  • Not taking advantage of lazy evaluation: A method known as lazy evaluation holds off on evaluating an expression until its value is actually required. Generators and iterators can be used in Python to implement lazy evaluation. Lack of use of lazy evaluation might result in increased memory utilization and sluggish performance. Use generators and iterators when working with huge data sets to avoid making this error.
  • Not using recursion: Recursion is a fundamental idea in functional programming and a potent tool for declarative problem-solving. But if the recursion depth is too great, Python has a default recursion limit that can be quickly reached. Use tail recursion or change recursive algorithms to iterative ones to avoid making this error.

Advantages of  Functional Programming in Python

  • Predictability: It’s crucial to have predictable code since it makes testing and debugging easier. When a function includes side effects, it can be more challenging to predict how it would act in certain circumstances. Pure functions are essential to functional programming because they make it simple to predict a function’s result given a specific input. Proving advantage to Developer.
  • Modularity: Functional programming facilitates the simpler avoidance of errors brought on by mutable states and side effects through the use of pure functions and immutability.
  • Concurrency & Parallelism: Due to the simplicity of creating multi-threaded or multi-process applications the functions can run concurrently without running the danger of colliding. Making no issue for race situations and synchronization problems are not a concern because functions do not depend on any external state. Additionally, Functional programming promotes the use of immutable data structures and encourages writing pure functions, which makes it easier to write parallel and concurrent code.
  • Code optimization & Refactoring: Since functions have predictable outputs, the compiler or interpreter can make assumptions about how the function will behave and optimize accordingly. This makes functional programming a good choice for applications that need to be highly performant.
  • Readability, Reusability & Maintainability: Small, reusable functions can be used by developers to build more complex programs thanks to functional programming. Additionally, it promotes the use of functions and discourages the use of side effects, making the code easier to read and understand. This reduces the complexity of the code and makes it simpler to maintain.
  • Testability: With the use of pure functions, functional programming makes it easier to test code, as it ensures that the output of a function only depends on its input.
  • Avoidance of Bugs: By Using the above mention methods when combined helps to avoid bugs easy for the developer to detect any bugs and resolve them.

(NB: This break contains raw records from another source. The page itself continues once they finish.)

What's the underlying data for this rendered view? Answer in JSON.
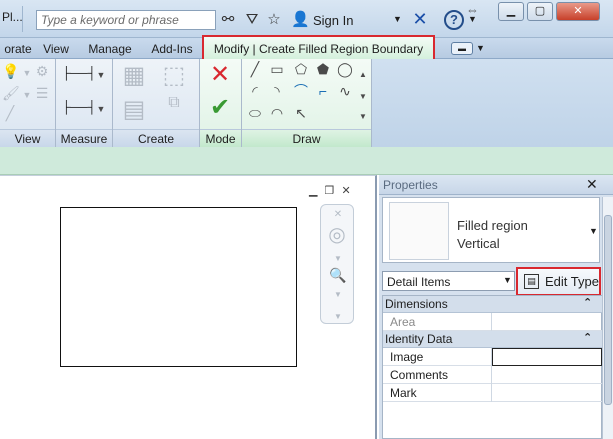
{
  "titlebar": {
    "title": "Pl...",
    "search_placeholder": "Type a keyword or phrase",
    "sign_in_label": "Sign In"
  },
  "tabs": [
    {
      "label": "orate"
    },
    {
      "label": "View"
    },
    {
      "label": "Manage"
    },
    {
      "label": "Add-Ins"
    },
    {
      "label": "Modify | Create Filled Region Boundary"
    }
  ],
  "ribbon": {
    "panels": [
      {
        "label": "View"
      },
      {
        "label": "Measure"
      },
      {
        "label": "Create"
      },
      {
        "label": "Mode"
      },
      {
        "label": "Draw"
      }
    ]
  },
  "properties": {
    "title": "Properties",
    "type_name": "Filled region",
    "type_subname": "Vertical",
    "category": "Detail Items",
    "edit_type_label": "Edit Type",
    "groups": [
      {
        "label": "Dimensions",
        "rows": [
          {
            "label": "Area"
          }
        ]
      },
      {
        "label": "Identity Data",
        "rows": [
          {
            "label": "Image"
          },
          {
            "label": "Comments"
          },
          {
            "label": "Mark"
          }
        ]
      }
    ]
  },
  "colors": {
    "highlight": "#d9282f",
    "contextual_tab": "#cfeadb"
  }
}
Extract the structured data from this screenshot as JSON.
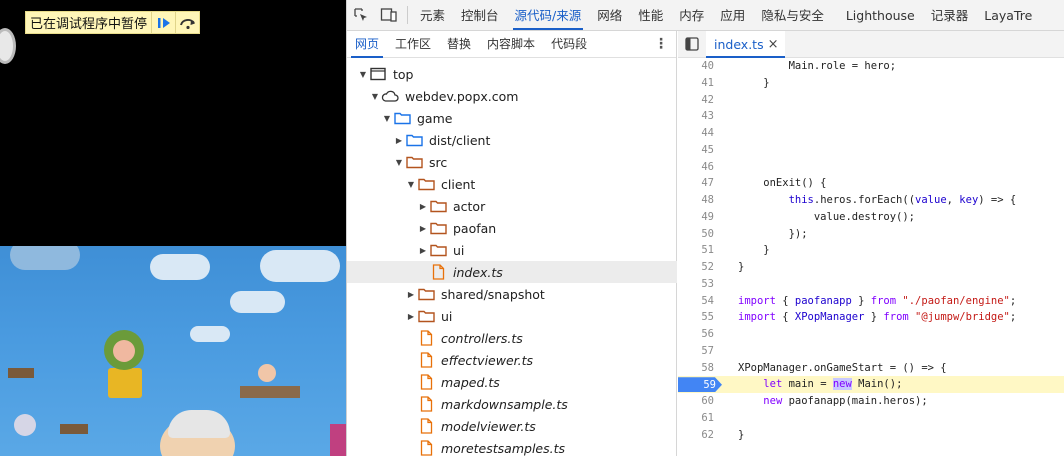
{
  "paused_banner": {
    "text": "已在调试程序中暂停"
  },
  "devtools": {
    "main_tabs": [
      "元素",
      "控制台",
      "源代码/来源",
      "网络",
      "性能",
      "内存",
      "应用",
      "隐私与安全",
      "Lighthouse",
      "记录器",
      "LayaTre"
    ],
    "active_main_tab": "源代码/来源",
    "nav_tabs": [
      "网页",
      "工作区",
      "替换",
      "内容脚本",
      "代码段"
    ],
    "active_nav_tab": "网页",
    "more_label": "⋮",
    "tree": [
      {
        "label": "top",
        "depth": 0,
        "arrow": "open",
        "icon": "frame-icon"
      },
      {
        "label": "webdev.popx.com",
        "depth": 1,
        "arrow": "open",
        "icon": "cloud-icon"
      },
      {
        "label": "game",
        "depth": 2,
        "arrow": "open",
        "icon": "folder-blue-icon"
      },
      {
        "label": "dist/client",
        "depth": 3,
        "arrow": "closed",
        "icon": "folder-blue-icon"
      },
      {
        "label": "src",
        "depth": 3,
        "arrow": "open",
        "icon": "folder-orange-icon"
      },
      {
        "label": "client",
        "depth": 4,
        "arrow": "open",
        "icon": "folder-orange-icon"
      },
      {
        "label": "actor",
        "depth": 5,
        "arrow": "closed",
        "icon": "folder-orange-icon"
      },
      {
        "label": "paofan",
        "depth": 5,
        "arrow": "closed",
        "icon": "folder-orange-icon"
      },
      {
        "label": "ui",
        "depth": 5,
        "arrow": "closed",
        "icon": "folder-orange-icon"
      },
      {
        "label": "index.ts",
        "depth": 5,
        "arrow": "none",
        "icon": "file-orange-icon",
        "selected": true
      },
      {
        "label": "shared/snapshot",
        "depth": 4,
        "arrow": "closed",
        "icon": "folder-orange-icon"
      },
      {
        "label": "ui",
        "depth": 4,
        "arrow": "closed",
        "icon": "folder-orange-icon"
      },
      {
        "label": "controllers.ts",
        "depth": 4,
        "arrow": "none",
        "icon": "file-orange-icon"
      },
      {
        "label": "effectviewer.ts",
        "depth": 4,
        "arrow": "none",
        "icon": "file-orange-icon"
      },
      {
        "label": "maped.ts",
        "depth": 4,
        "arrow": "none",
        "icon": "file-orange-icon"
      },
      {
        "label": "markdownsample.ts",
        "depth": 4,
        "arrow": "none",
        "icon": "file-orange-icon"
      },
      {
        "label": "modelviewer.ts",
        "depth": 4,
        "arrow": "none",
        "icon": "file-orange-icon"
      },
      {
        "label": "moretestsamples.ts",
        "depth": 4,
        "arrow": "none",
        "icon": "file-orange-icon"
      }
    ],
    "editor": {
      "open_file": "index.ts",
      "close_label": "×",
      "current_line": "59",
      "lines": [
        {
          "n": "40",
          "text": "        Main.role = hero;"
        },
        {
          "n": "41",
          "text": "    }"
        },
        {
          "n": "42",
          "text": ""
        },
        {
          "n": "43",
          "text": ""
        },
        {
          "n": "44",
          "text": ""
        },
        {
          "n": "45",
          "text": ""
        },
        {
          "n": "46",
          "text": ""
        },
        {
          "n": "47",
          "text": "    onExit() {"
        },
        {
          "n": "48",
          "text": "        this.heros.forEach((value, key) => {"
        },
        {
          "n": "49",
          "text": "            value.destroy();"
        },
        {
          "n": "50",
          "text": "        });"
        },
        {
          "n": "51",
          "text": "    }"
        },
        {
          "n": "52",
          "text": "}"
        },
        {
          "n": "53",
          "text": ""
        },
        {
          "n": "54",
          "text": "import { paofanapp } from \"./paofan/engine\";"
        },
        {
          "n": "55",
          "text": "import { XPopManager } from \"@jumpw/bridge\";"
        },
        {
          "n": "56",
          "text": ""
        },
        {
          "n": "57",
          "text": ""
        },
        {
          "n": "58",
          "text": "XPopManager.onGameStart = () => {"
        },
        {
          "n": "59",
          "text": "    let main = new Main();"
        },
        {
          "n": "60",
          "text": "    new paofanapp(main.heros);"
        },
        {
          "n": "61",
          "text": ""
        },
        {
          "n": "62",
          "text": "}"
        }
      ]
    }
  },
  "colors": {
    "accent": "#1a5fc8",
    "folder_blue": "#1a73e8",
    "folder_orange": "#b3541e",
    "file_orange": "#e8710a",
    "paused_bg": "#fff6b8"
  }
}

Let’s sum up by saying that functional programming is a paradigm for computer programming that, when used correctly, may be quite advantageous to Python developers despite its two sides.

Pure functions, immutability, and declarative programming style are important, as highlighted by the programming paradigm. It benefits developers in a variety of ways, including by making code more expressive, maintainable, testable, and readable. Python developers may fully realize the benefits of functional programming and build superior software by adhering to best practices, utilizing the proper libraries and tools, and constantly expanding their knowledge and expertise.

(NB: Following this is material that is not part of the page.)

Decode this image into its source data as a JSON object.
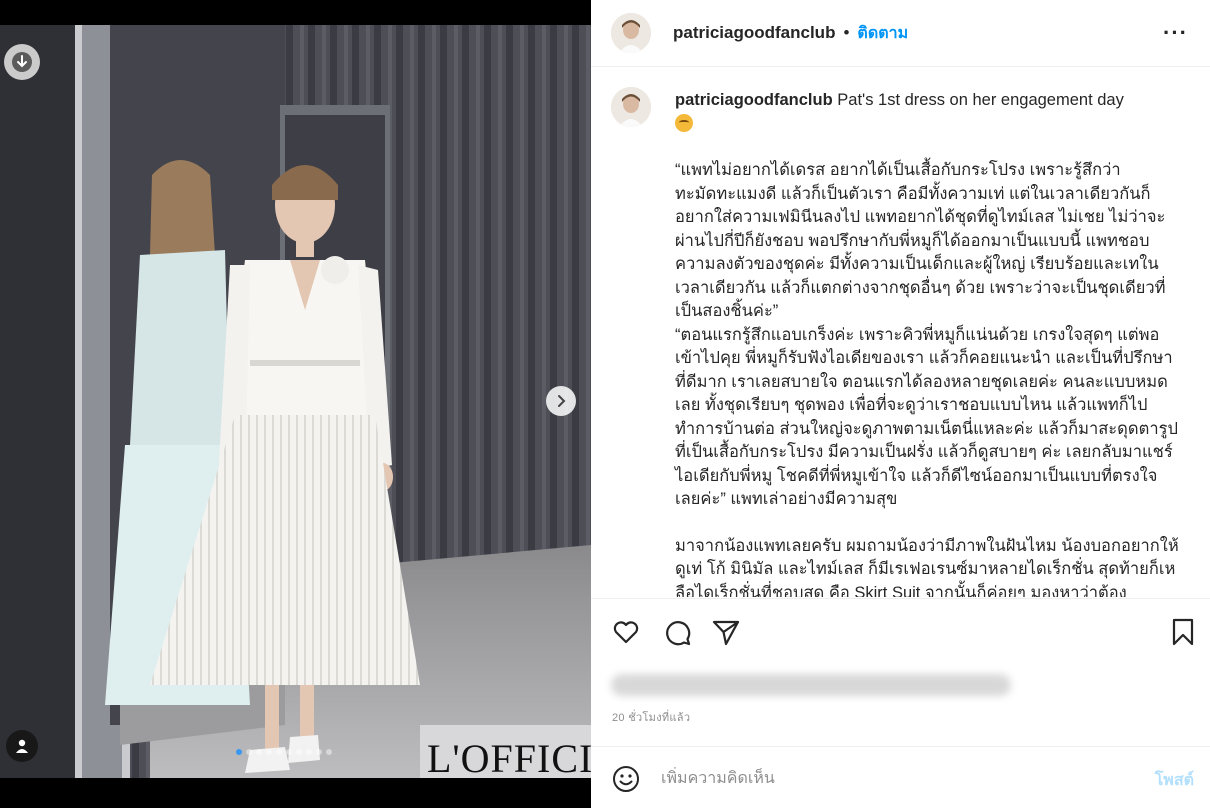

It might not be appropriate for all issue domains, though, and may call for a different way of approaching problems. Developers should follow best practices, stay away from common blunders, and make use of the right libraries in order to produce effective functional code.

More from our blog